The obvious question: How does he make the time? “I have to be very selective about what opportunities I take on,” Shih says. “I try to keep the repertoire to a minimum, and I practice in a focused manner. That gives me enough time to maintain my sanity—I already don’t sleep very much as it is.”

Shih began the piano at age six, but never really saw music as a potential career path. Still, he took his studies seriously, entering and placing in competitions throughout his youth. After his third year of medical school, he took a year off (as many med students do before the rigor of clinical residencies sets in) to devote himself to the piano. “Some people will travel during that year and just sort of expand their horizons,” Shih says. “I did music.”

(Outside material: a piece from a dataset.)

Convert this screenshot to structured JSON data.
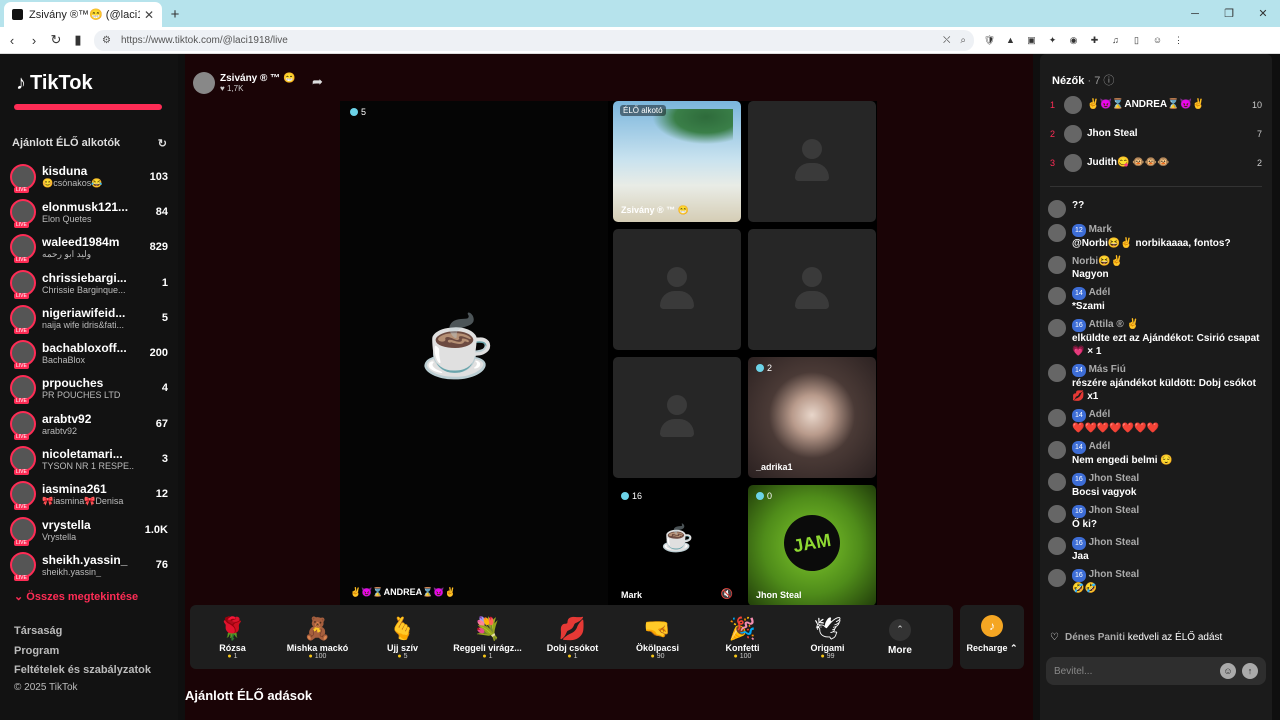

Shih set a goal of gaining acceptance to the Van Cliburn International Piano Competition, and spent the year practicing and studying with Robert McDonald at the Peabody Conservatory. He placed in the top four in the United States; in the top 30 internationally. The next year, he was back in medical school.

Shih now focuses the bulk of his musical energy on chamber music. Over the last several years, he’s performed alongside the likes of the Pacifica Quartet, Sybarite5, and the Ying Quartet. “For someone like me, who doesn’t do it as a professional career, I really have no need in the world to play solo gigs,” he says. “The opportunity to work with world-class musicians is what inspires me and drives me.”

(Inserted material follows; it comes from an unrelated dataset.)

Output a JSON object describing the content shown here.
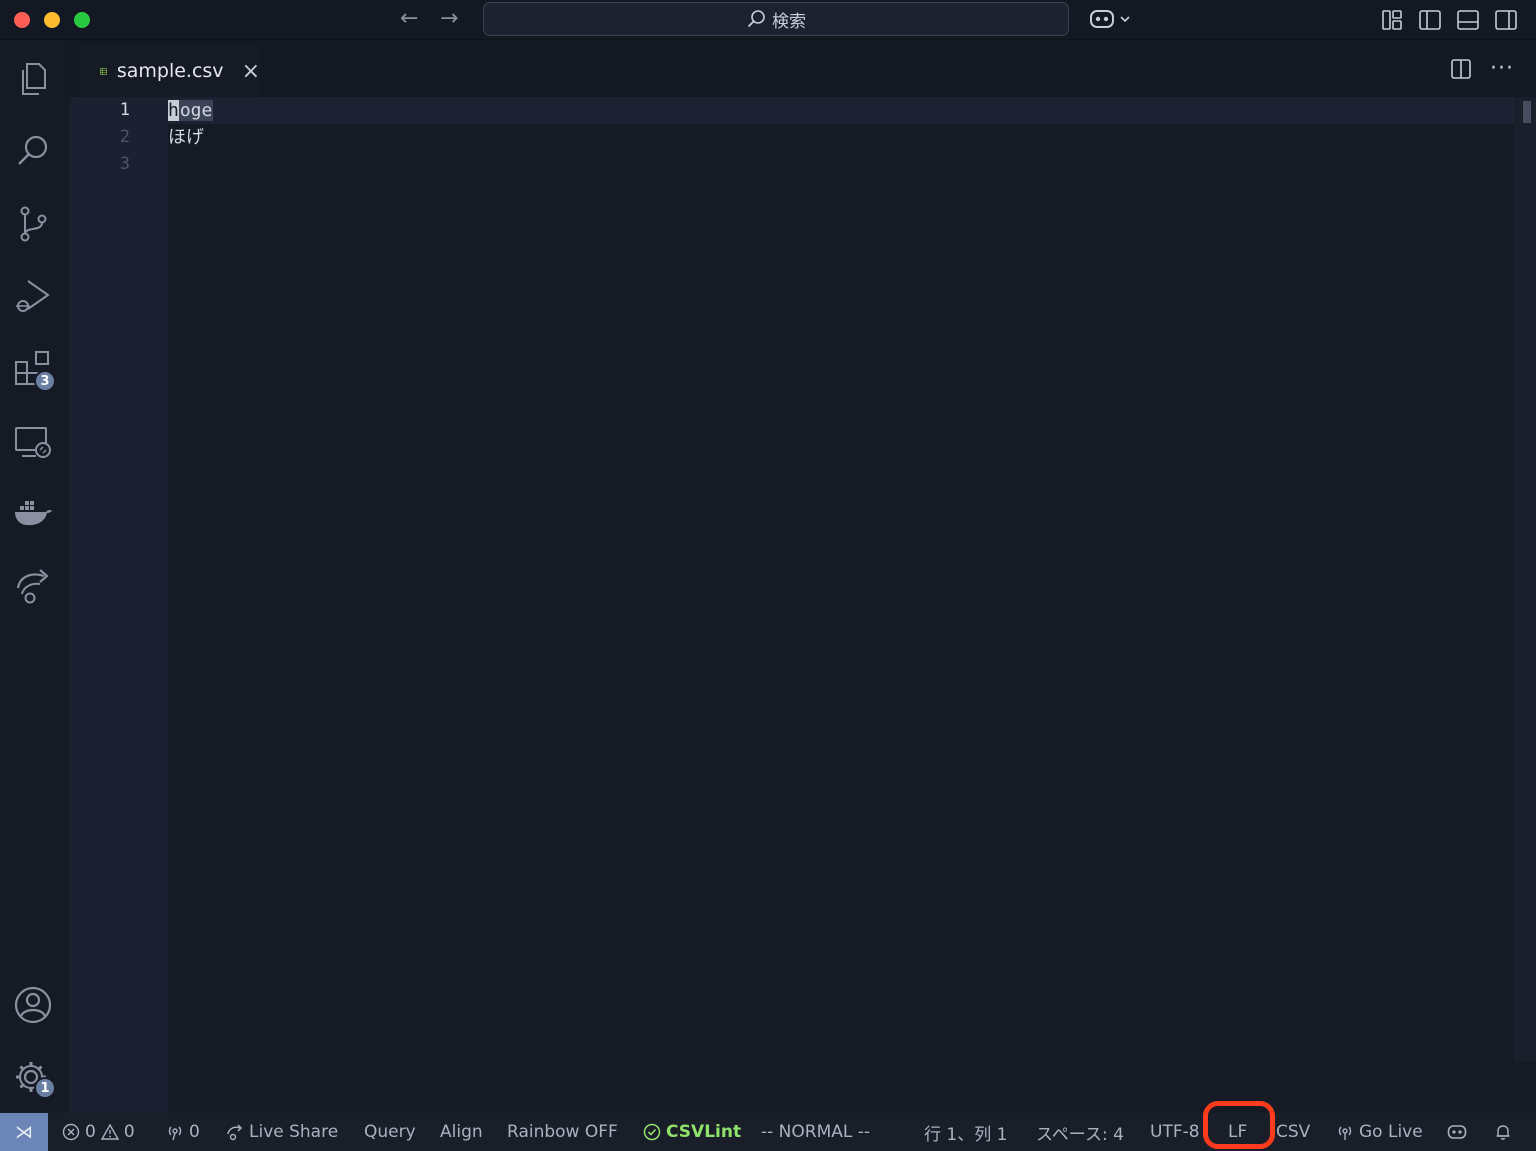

Lecolion Washington

Lecolion Washington

Lecolion Washington took up the bassoon in sixth grade at the urging of a band director with a love for the instrument. “Back then,” he says, “the model for teaching double reed was: Find the smartest kid in your band, stick a double reed in his hand and say, ‘good luck out there kid.’” As he grew older, though, Washington—who is African American—began noticing racial disparities in the classical musical field. “As a person of color playing classical music, I saw so few people like me,” he says. “I started to think that maybe there was something in [this music] that wasn’t meant for people like me.”

After graduating from the University of Texas at Austin, Washington went on to the Manhattan School of Music before landing in Memphis, a city “where everyone partakes in live music in some way, shape, or form.” In 1999, he and his wife, the Swedish clarinetist Carina Nyberg-Washington, founded PRIZM Ensemble, a mixed instrumentation chamber group “out of [a desire] to say that classical music is something that can be for everyone.”

In the years since, he’s gradually expanded the ensemble’s reach and offerings, which now include an educational outreach program, summer camp, and international festival. And just last month, he left his position at the University of Memphis to focus on his community engagement work in Memphis full-time.

Washington remains enthusiastic about the power of classical music to instigate positive change in communities. “People will say: I’ve never really heard classical music, and I don’t know much about it,” he says. “It’s a great opportunity to engage in conversations.”

He adds: “Maybe [PRIZM] won’t end up only playing the top 100 classical pieces every year. Maybe we’ll end up playing works with social justice components, by new composers. Half the world is women, so maybe half our pieces should be by women. If there’s no diversity in our music, we need to work to hold ourselves accountable—to make sure we’re shifting the paradigm.”

© 2017 Chamber Music Magazine